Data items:
++++++
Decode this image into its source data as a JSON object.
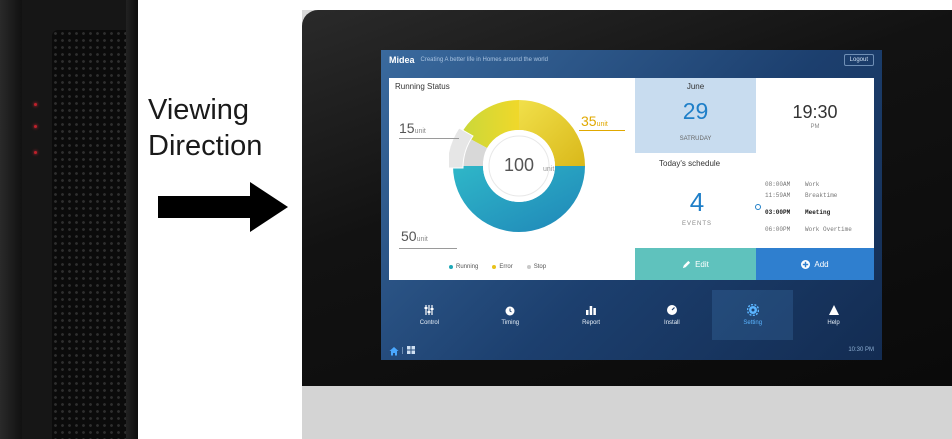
{
  "annotation": {
    "line1": "Viewing",
    "line2": "Direction"
  },
  "screen": {
    "brand": "Midea",
    "slogan": "Creating A better life in Homes around the world",
    "logout": "Logout",
    "running_status": {
      "title": "Running Status",
      "total": "100",
      "total_unit": "unit",
      "label_a": "15",
      "label_b": "35",
      "label_c": "50",
      "unit": "unit",
      "legend": [
        "Running",
        "Error",
        "Stop"
      ]
    },
    "date": {
      "month": "June",
      "day": "29",
      "weekday": "SATRUDAY"
    },
    "clock": {
      "time": "19:30",
      "ampm": "PM"
    },
    "schedule": {
      "title": "Today's schedule",
      "count": "4",
      "count_label": "EVENTS",
      "items": [
        {
          "time": "08:00AM",
          "name": "Work"
        },
        {
          "time": "11:59AM",
          "name": "Breaktime"
        },
        {
          "time": "03:00PM",
          "name": "Meeting"
        },
        {
          "time": "06:00PM",
          "name": "Work Overtime"
        }
      ]
    },
    "actions": {
      "edit": "Edit",
      "add": "Add"
    },
    "nav": [
      "Control",
      "Timing",
      "Report",
      "Install",
      "Setting",
      "Help"
    ],
    "footer_time": "10:30 PM"
  },
  "colors": {
    "running": "#1fa9b8",
    "error": "#e8c21a",
    "stop": "#c9c9c9",
    "accent_blue": "#1f7fc8",
    "edit": "#5fc2bd",
    "add": "#2f7fcf"
  }
}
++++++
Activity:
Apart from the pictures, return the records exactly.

Output for this task:
Decode this image into its source data as a JSON object.
{
  "annotation": {
    "line1": "Viewing",
    "line2": "Direction"
  },
  "screen": {
    "brand": "Midea",
    "slogan": "Creating A better life in Homes around the world",
    "logout": "Logout",
    "running_status": {
      "title": "Running Status",
      "total": "100",
      "total_unit": "unit",
      "label_a": "15",
      "label_b": "35",
      "label_c": "50",
      "unit": "unit",
      "legend": [
        "Running",
        "Error",
        "Stop"
      ]
    },
    "date": {
      "month": "June",
      "day": "29",
      "weekday": "SATRUDAY"
    },
    "clock": {
      "time": "19:30",
      "ampm": "PM"
    },
    "schedule": {
      "title": "Today's schedule",
      "count": "4",
      "count_label": "EVENTS",
      "items": [
        {
          "time": "08:00AM",
          "name": "Work"
        },
        {
          "time": "11:59AM",
          "name": "Breaktime"
        },
        {
          "time": "03:00PM",
          "name": "Meeting"
        },
        {
          "time": "06:00PM",
          "name": "Work Overtime"
        }
      ]
    },
    "actions": {
      "edit": "Edit",
      "add": "Add"
    },
    "nav": [
      "Control",
      "Timing",
      "Report",
      "Install",
      "Setting",
      "Help"
    ],
    "footer_time": "10:30 PM"
  },
  "colors": {
    "running": "#1fa9b8",
    "error": "#e8c21a",
    "stop": "#c9c9c9",
    "accent_blue": "#1f7fc8",
    "edit": "#5fc2bd",
    "add": "#2f7fcf"
  }
}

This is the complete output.